Data records for software interfaces:
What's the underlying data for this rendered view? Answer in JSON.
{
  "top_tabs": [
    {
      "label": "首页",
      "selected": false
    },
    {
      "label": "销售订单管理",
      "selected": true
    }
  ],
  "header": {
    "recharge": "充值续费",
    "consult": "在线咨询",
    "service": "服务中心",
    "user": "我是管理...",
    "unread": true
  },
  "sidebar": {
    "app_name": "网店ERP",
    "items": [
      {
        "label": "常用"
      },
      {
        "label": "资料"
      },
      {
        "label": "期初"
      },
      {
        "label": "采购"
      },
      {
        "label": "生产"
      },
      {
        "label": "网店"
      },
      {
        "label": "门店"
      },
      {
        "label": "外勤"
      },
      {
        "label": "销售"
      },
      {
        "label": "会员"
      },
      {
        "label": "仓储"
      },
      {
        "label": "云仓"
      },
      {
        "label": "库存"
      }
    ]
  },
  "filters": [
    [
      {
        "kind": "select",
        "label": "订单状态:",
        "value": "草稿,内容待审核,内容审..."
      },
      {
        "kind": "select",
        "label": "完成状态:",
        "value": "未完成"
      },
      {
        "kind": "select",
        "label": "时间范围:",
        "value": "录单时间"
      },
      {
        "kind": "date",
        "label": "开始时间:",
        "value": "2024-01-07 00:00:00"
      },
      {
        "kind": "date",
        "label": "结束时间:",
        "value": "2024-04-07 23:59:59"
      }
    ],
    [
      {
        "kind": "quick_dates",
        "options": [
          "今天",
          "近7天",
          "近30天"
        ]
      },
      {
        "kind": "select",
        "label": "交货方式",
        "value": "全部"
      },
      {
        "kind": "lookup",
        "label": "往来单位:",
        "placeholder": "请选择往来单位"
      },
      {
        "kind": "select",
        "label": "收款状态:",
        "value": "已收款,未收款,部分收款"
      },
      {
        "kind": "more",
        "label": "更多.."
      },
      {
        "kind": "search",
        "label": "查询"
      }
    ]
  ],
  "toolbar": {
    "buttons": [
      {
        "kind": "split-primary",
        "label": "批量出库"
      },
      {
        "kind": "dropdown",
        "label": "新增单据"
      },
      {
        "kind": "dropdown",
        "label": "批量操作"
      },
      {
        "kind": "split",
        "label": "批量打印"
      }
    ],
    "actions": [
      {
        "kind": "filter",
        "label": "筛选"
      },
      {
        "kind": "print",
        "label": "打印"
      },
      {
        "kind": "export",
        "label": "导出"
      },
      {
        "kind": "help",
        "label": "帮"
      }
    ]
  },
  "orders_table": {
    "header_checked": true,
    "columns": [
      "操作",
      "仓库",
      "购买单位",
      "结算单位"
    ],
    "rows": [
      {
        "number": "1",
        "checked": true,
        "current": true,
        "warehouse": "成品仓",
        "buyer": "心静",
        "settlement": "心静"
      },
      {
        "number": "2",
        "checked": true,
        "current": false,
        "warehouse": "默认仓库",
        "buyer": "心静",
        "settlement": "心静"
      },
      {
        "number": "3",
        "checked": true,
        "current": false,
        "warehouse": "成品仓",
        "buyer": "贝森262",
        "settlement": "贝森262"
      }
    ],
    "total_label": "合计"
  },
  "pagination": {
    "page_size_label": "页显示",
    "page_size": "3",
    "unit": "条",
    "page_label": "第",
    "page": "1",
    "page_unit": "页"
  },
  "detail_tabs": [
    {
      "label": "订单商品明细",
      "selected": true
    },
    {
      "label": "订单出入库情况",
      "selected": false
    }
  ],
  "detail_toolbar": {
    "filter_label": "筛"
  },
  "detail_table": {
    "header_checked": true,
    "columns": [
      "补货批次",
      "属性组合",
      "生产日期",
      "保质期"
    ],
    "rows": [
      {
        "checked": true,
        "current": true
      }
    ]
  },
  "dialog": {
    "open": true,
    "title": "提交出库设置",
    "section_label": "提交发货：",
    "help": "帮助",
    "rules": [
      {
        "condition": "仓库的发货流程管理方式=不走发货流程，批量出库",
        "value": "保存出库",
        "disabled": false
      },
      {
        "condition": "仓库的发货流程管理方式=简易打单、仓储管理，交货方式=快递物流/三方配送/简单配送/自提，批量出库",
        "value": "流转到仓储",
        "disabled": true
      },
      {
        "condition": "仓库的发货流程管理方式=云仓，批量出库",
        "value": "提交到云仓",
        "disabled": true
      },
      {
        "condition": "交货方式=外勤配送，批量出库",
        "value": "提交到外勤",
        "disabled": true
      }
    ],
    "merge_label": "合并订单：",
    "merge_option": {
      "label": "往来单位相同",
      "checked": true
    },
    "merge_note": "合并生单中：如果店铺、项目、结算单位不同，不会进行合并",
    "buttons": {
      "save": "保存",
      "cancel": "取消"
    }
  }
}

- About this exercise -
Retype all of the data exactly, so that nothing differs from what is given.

- Problem solution -
What's the underlying data for this rendered view? Answer in JSON.
{
  "top_tabs": [
    {
      "label": "首页",
      "selected": false
    },
    {
      "label": "销售订单管理",
      "selected": true
    }
  ],
  "header": {
    "recharge": "充值续费",
    "consult": "在线咨询",
    "service": "服务中心",
    "user": "我是管理...",
    "unread": true
  },
  "sidebar": {
    "app_name": "网店ERP",
    "items": [
      {
        "label": "常用"
      },
      {
        "label": "资料"
      },
      {
        "label": "期初"
      },
      {
        "label": "采购"
      },
      {
        "label": "生产"
      },
      {
        "label": "网店"
      },
      {
        "label": "门店"
      },
      {
        "label": "外勤"
      },
      {
        "label": "销售"
      },
      {
        "label": "会员"
      },
      {
        "label": "仓储"
      },
      {
        "label": "云仓"
      },
      {
        "label": "库存"
      }
    ]
  },
  "filters": [
    [
      {
        "kind": "select",
        "label": "订单状态:",
        "value": "草稿,内容待审核,内容审..."
      },
      {
        "kind": "select",
        "label": "完成状态:",
        "value": "未完成"
      },
      {
        "kind": "select",
        "label": "时间范围:",
        "value": "录单时间"
      },
      {
        "kind": "date",
        "label": "开始时间:",
        "value": "2024-01-07 00:00:00"
      },
      {
        "kind": "date",
        "label": "结束时间:",
        "value": "2024-04-07 23:59:59"
      }
    ],
    [
      {
        "kind": "quick_dates",
        "options": [
          "今天",
          "近7天",
          "近30天"
        ]
      },
      {
        "kind": "select",
        "label": "交货方式",
        "value": "全部"
      },
      {
        "kind": "lookup",
        "label": "往来单位:",
        "placeholder": "请选择往来单位"
      },
      {
        "kind": "select",
        "label": "收款状态:",
        "value": "已收款,未收款,部分收款"
      },
      {
        "kind": "more",
        "label": "更多.."
      },
      {
        "kind": "search",
        "label": "查询"
      }
    ]
  ],
  "toolbar": {
    "buttons": [
      {
        "kind": "split-primary",
        "label": "批量出库"
      },
      {
        "kind": "dropdown",
        "label": "新增单据"
      },
      {
        "kind": "dropdown",
        "label": "批量操作"
      },
      {
        "kind": "split",
        "label": "批量打印"
      }
    ],
    "actions": [
      {
        "kind": "filter",
        "label": "筛选"
      },
      {
        "kind": "print",
        "label": "打印"
      },
      {
        "kind": "export",
        "label": "导出"
      },
      {
        "kind": "help",
        "label": "帮"
      }
    ]
  },
  "orders_table": {
    "header_checked": true,
    "columns": [
      "操作",
      "仓库",
      "购买单位",
      "结算单位"
    ],
    "rows": [
      {
        "number": "1",
        "checked": true,
        "current": true,
        "warehouse": "成品仓",
        "buyer": "心静",
        "settlement": "心静"
      },
      {
        "number": "2",
        "checked": true,
        "current": false,
        "warehouse": "默认仓库",
        "buyer": "心静",
        "settlement": "心静"
      },
      {
        "number": "3",
        "checked": true,
        "current": false,
        "warehouse": "成品仓",
        "buyer": "贝森262",
        "settlement": "贝森262"
      }
    ],
    "total_label": "合计"
  },
  "pagination": {
    "page_size_label": "页显示",
    "page_size": "3",
    "unit": "条",
    "page_label": "第",
    "page": "1",
    "page_unit": "页"
  },
  "detail_tabs": [
    {
      "label": "订单商品明细",
      "selected": true
    },
    {
      "label": "订单出入库情况",
      "selected": false
    }
  ],
  "detail_toolbar": {
    "filter_label": "筛"
  },
  "detail_table": {
    "header_checked": true,
    "columns": [
      "补货批次",
      "属性组合",
      "生产日期",
      "保质期"
    ],
    "rows": [
      {
        "checked": true,
        "current": true
      }
    ]
  },
  "dialog": {
    "open": true,
    "title": "提交出库设置",
    "section_label": "提交发货：",
    "help": "帮助",
    "rules": [
      {
        "condition": "仓库的发货流程管理方式=不走发货流程，批量出库",
        "value": "保存出库",
        "disabled": false
      },
      {
        "condition": "仓库的发货流程管理方式=简易打单、仓储管理，交货方式=快递物流/三方配送/简单配送/自提，批量出库",
        "value": "流转到仓储",
        "disabled": true
      },
      {
        "condition": "仓库的发货流程管理方式=云仓，批量出库",
        "value": "提交到云仓",
        "disabled": true
      },
      {
        "condition": "交货方式=外勤配送，批量出库",
        "value": "提交到外勤",
        "disabled": true
      }
    ],
    "merge_label": "合并订单：",
    "merge_option": {
      "label": "往来单位相同",
      "checked": true
    },
    "merge_note": "合并生单中：如果店铺、项目、结算单位不同，不会进行合并",
    "buttons": {
      "save": "保存",
      "cancel": "取消"
    }
  }
}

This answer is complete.